The newest act to emerge from the growing Christian roster at independent giant KOCH, Carmen D'Arcy is also the latest worship leader to turn recording artist. Though she currently heads the worship department at a church of more than 6,000 members, D'Arcy started more modestly at a little church in Eaton Rapids, a small town in the southern part of Michigan. She grew up watching her parents perform as part of a traveling music ministry, which instilled in her a similar passion for worship and singing.

In high school, she was a teenage beauty queen and actress—two gigs that would later land her appearances in more than 30 television commercials. But it wasn't until she reached college that music took on an even more prominent role in her life, especially in the area of songwriting. She was blessed to have none other than Gloria Gaither as one of her college professors—an opportunity that opened the door for her to learn the ropes of genuine, lived-in songwriting.

Despite the Gaither connection, nothing on A Place Called Grace quite reaches the same level as "Because He Lives" or "There's Something About that Name," but D'Arcy proves herself an earnest worship leader with a voice uncannily similar to Nichole Nordeman. The comparisons end there, however, as D'Arcy settles for a writing style that's simple, congregational, and accessible—so much so that Grace rarely stands out on the strength of its lyrical ideas or vertical expressions, worshipful as they may be.

Compositionally, D'Arcy and veteran producer Bryan Lenox (Michael W. Smith) opted for the path of least resistance, as Grace sounds like a number of other projects in worship music lore—from mid-'90s Twila Paris all the way to anthemic pop/rock similar to Jaime Jamgochian. It's an all-too-familiar sound, one that D'Arcy at least uses to carry every note, every lyric, with due conviction and passion. But neither is enough to elevate this album to something that transcends middle of the road pop, or at least something memorable.
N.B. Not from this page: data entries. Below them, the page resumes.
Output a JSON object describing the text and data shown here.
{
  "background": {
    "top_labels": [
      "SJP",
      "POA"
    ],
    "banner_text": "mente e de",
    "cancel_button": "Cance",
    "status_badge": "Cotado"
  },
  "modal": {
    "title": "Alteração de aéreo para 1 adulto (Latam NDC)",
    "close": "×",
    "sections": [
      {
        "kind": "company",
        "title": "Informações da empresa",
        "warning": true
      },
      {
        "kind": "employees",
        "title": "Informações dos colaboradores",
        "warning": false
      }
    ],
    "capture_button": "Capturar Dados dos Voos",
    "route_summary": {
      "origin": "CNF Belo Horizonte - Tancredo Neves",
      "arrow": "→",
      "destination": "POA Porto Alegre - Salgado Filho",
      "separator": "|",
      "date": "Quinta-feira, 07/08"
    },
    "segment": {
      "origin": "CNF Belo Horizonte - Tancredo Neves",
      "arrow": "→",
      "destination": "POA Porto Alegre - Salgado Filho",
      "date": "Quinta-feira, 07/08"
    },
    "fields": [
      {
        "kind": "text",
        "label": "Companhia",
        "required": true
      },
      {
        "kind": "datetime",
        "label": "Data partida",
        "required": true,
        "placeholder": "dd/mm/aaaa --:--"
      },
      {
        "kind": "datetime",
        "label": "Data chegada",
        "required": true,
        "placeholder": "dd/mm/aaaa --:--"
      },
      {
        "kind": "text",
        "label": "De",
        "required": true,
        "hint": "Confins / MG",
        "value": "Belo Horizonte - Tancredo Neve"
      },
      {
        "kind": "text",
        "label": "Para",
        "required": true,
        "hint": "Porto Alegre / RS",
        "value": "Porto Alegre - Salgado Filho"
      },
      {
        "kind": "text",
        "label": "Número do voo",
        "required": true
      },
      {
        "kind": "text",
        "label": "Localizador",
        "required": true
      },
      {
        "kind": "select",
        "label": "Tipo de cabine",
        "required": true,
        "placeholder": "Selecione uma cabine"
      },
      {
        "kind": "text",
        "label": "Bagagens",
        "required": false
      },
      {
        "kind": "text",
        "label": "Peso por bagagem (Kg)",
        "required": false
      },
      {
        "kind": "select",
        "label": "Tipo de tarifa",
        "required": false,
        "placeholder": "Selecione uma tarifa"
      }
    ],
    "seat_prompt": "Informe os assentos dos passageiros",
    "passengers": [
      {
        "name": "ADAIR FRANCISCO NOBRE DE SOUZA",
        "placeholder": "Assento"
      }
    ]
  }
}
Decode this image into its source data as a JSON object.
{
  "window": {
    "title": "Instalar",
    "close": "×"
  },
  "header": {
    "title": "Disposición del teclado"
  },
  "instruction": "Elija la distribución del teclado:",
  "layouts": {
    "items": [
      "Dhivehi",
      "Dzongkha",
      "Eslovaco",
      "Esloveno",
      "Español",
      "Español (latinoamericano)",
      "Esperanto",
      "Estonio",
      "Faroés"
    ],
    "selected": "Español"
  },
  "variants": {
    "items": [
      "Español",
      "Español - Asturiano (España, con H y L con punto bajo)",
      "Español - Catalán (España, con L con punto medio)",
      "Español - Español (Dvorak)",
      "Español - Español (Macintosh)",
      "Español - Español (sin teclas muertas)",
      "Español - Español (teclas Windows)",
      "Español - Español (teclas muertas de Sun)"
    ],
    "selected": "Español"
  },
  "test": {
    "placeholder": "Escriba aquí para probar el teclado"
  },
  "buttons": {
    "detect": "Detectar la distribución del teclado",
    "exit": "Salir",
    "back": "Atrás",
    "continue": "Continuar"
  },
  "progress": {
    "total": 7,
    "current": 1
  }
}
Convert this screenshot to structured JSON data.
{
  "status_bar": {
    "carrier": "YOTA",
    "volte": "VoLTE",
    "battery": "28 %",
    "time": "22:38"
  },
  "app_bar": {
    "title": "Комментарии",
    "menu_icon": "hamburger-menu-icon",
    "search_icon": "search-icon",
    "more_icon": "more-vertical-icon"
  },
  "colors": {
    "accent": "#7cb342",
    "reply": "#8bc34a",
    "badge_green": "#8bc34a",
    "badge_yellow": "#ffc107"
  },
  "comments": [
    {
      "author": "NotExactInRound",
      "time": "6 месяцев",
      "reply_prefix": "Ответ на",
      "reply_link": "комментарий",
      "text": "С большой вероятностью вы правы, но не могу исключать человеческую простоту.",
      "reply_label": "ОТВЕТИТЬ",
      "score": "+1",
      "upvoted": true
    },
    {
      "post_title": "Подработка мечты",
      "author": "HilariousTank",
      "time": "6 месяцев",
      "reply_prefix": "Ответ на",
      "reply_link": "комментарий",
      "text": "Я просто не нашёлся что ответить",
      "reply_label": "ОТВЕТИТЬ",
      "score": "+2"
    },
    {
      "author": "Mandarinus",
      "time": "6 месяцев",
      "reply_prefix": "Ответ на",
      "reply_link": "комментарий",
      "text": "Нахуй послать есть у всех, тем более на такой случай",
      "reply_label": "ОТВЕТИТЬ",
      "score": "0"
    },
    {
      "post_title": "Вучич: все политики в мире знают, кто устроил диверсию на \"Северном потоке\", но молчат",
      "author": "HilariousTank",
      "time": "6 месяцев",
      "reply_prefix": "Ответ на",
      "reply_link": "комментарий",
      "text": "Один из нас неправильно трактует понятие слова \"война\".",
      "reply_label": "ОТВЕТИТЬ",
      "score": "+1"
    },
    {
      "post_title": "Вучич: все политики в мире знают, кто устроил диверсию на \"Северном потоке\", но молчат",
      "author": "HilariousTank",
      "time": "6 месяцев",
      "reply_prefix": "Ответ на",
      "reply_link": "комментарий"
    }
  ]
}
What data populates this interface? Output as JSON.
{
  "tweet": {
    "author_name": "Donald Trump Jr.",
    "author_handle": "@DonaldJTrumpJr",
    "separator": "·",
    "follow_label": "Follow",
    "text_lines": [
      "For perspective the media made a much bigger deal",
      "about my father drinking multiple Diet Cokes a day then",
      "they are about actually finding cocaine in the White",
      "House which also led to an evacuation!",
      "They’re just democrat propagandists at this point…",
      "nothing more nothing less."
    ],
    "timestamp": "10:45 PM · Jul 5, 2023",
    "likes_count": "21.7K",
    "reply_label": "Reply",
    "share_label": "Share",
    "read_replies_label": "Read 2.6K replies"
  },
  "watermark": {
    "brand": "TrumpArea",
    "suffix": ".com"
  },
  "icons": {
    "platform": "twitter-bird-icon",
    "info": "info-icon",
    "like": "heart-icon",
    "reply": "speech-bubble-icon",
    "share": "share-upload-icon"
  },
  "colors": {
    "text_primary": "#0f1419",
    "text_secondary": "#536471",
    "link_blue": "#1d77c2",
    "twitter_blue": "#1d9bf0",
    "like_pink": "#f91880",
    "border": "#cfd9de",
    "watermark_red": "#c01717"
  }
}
© Andree Farias, subject to licensing agreement with Christianity Today International. All rights reserved. Click for reprint information.